DIRECTIONS FOR THIS TASK:
Pick the lines holding the string "name" out of the records and copy them.

PROVIDED RECORDS:
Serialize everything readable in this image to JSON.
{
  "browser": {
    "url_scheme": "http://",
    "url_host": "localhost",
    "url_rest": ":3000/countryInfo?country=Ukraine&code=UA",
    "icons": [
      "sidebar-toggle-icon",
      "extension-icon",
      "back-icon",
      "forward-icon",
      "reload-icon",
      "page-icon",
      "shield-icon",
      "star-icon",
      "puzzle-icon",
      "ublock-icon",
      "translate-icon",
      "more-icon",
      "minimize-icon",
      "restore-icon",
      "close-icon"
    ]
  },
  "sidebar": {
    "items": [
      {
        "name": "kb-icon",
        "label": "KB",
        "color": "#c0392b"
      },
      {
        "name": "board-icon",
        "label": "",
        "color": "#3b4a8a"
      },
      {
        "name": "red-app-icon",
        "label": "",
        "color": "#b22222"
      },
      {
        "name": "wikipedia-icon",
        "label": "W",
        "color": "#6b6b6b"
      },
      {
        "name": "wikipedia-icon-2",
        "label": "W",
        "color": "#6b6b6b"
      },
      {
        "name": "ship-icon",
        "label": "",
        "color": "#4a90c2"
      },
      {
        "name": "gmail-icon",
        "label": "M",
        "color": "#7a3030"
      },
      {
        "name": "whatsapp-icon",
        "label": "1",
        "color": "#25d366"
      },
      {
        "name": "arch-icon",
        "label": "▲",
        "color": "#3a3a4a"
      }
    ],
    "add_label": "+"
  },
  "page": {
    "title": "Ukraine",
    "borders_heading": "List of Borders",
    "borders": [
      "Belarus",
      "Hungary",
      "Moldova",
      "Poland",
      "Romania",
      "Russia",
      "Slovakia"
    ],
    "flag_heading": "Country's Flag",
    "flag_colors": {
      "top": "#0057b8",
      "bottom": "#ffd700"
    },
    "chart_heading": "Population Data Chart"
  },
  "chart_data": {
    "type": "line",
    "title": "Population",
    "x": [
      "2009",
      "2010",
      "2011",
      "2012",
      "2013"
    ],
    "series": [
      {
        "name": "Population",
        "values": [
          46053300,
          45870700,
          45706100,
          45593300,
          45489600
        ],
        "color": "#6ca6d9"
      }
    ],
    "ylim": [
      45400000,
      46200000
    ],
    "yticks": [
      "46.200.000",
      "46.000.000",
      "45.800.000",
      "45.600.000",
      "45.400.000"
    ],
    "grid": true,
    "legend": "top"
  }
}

REPLY:
        "name": "kb-icon",
        "name": "board-icon",
        "name": "red-app-icon",
        "name": "wikipedia-icon",
        "name": "wikipedia-icon-2",
        "name": "ship-icon",
        "name": "gmail-icon",
        "name": "whatsapp-icon",
        "name": "arch-icon",
        "name": "Population",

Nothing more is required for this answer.